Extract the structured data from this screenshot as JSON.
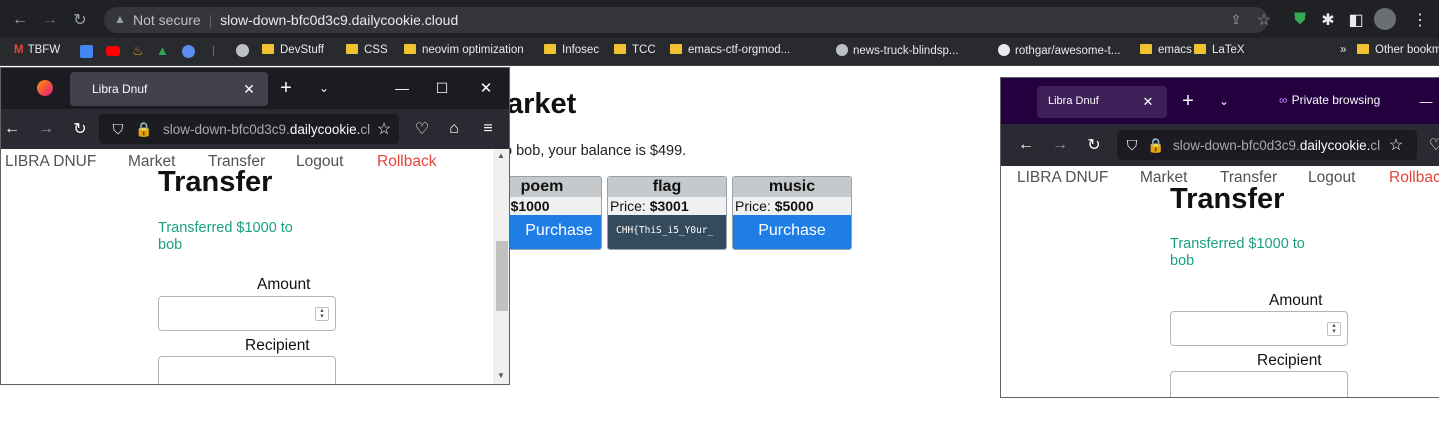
{
  "chrome": {
    "url_prefix": "Not secure",
    "url_host": "slow-down-bfc0d3c9.dailycookie.cloud",
    "bookmarks": [
      {
        "label": "TBFW"
      },
      {
        "label": "DevStuff"
      },
      {
        "label": "CSS"
      },
      {
        "label": "neovim optimization"
      },
      {
        "label": "Infosec"
      },
      {
        "label": "TCC"
      },
      {
        "label": "emacs-ctf-orgmod..."
      },
      {
        "label": "news-truck-blindsp..."
      },
      {
        "label": "rothgar/awesome-t..."
      },
      {
        "label": "emacs"
      },
      {
        "label": "LaTeX"
      }
    ],
    "overflow": "»",
    "other_bookmarks": "Other bookmarks"
  },
  "market": {
    "title": "arket",
    "welcome": "o bob, your balance is $499.",
    "items": [
      {
        "name": "poem",
        "price_label": "e: ",
        "price": "$1000",
        "button": "Purchase"
      },
      {
        "name": "flag",
        "price_label": "Price: ",
        "price": "$3001",
        "flag_text": "CHH{ThiS_i5_Y0ur_"
      },
      {
        "name": "music",
        "price_label": "Price: ",
        "price": "$5000",
        "button": "Purchase"
      }
    ]
  },
  "ff_left": {
    "tab_title": "Libra Dnuf",
    "url_host": "slow-down-bfc0d3c9.",
    "url_domain": "dailycookie.",
    "url_tail": "cl",
    "nav": {
      "brand": "LIBRA DNUF",
      "market": "Market",
      "transfer": "Transfer",
      "logout": "Logout",
      "rollback": "Rollback"
    },
    "title": "Transfer",
    "message": "Transferred $1000 to bob",
    "amount_label": "Amount",
    "recipient_label": "Recipient"
  },
  "ff_right": {
    "tab_title": "Libra Dnuf",
    "private_label": "Private browsing",
    "url_host": "slow-down-bfc0d3c9.",
    "url_domain": "dailycookie.",
    "url_tail": "cl",
    "nav": {
      "brand": "LIBRA DNUF",
      "market": "Market",
      "transfer": "Transfer",
      "logout": "Logout",
      "rollback": "Rollbac"
    },
    "title": "Transfer",
    "message": "Transferred $1000 to bob",
    "amount_label": "Amount",
    "recipient_label": "Recipient"
  },
  "colors": {
    "accent": "#1e7ee6",
    "success": "#1aa07f",
    "danger": "#e3443b",
    "private": "#25003e"
  }
}
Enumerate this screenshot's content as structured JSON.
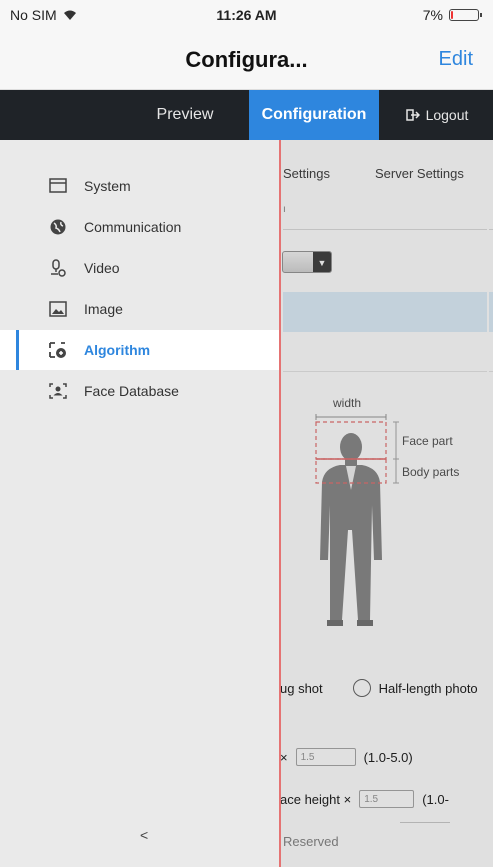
{
  "status": {
    "carrier": "No SIM",
    "time": "11:26 AM",
    "battery": "7%",
    "battery_level": 0.07
  },
  "nav": {
    "title": "Configura...",
    "edit": "Edit"
  },
  "tabs": {
    "preview": "Preview",
    "configuration": "Configuration",
    "logout": "Logout"
  },
  "subtabs": {
    "settings": "Settings",
    "server_settings": "Server Settings",
    "fragment": "ı"
  },
  "sidebar": {
    "items": [
      {
        "label": "System",
        "icon": "window-icon"
      },
      {
        "label": "Communication",
        "icon": "globe-icon"
      },
      {
        "label": "Video",
        "icon": "camera-icon"
      },
      {
        "label": "Image",
        "icon": "image-icon"
      },
      {
        "label": "Algorithm",
        "icon": "algorithm-icon",
        "active": true
      },
      {
        "label": "Face Database",
        "icon": "face-frame-icon"
      }
    ],
    "collapse": "<"
  },
  "figure": {
    "width_label": "width",
    "face_label": "Face part",
    "body_label": "Body parts"
  },
  "shot": {
    "mug": "ug shot",
    "half": "Half-length photo"
  },
  "params": {
    "row1_prefix": "×",
    "row1_value": "1.5",
    "row1_range": "(1.0-5.0)",
    "row2_prefix": "ace height ×",
    "row2_value": "1.5",
    "row2_range": "(1.0-",
    "reserved": "Reserved"
  },
  "colors": {
    "accent": "#2e86de",
    "tab_bar": "#1f2328",
    "divider": "#e57373"
  }
}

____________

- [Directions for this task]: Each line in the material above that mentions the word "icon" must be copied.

- [Result of the task]:
        "icon": "window-icon"
        "icon": "globe-icon"
        "icon": "camera-icon"
        "icon": "image-icon"
        "icon": "algorithm-icon",
        "icon": "face-frame-icon"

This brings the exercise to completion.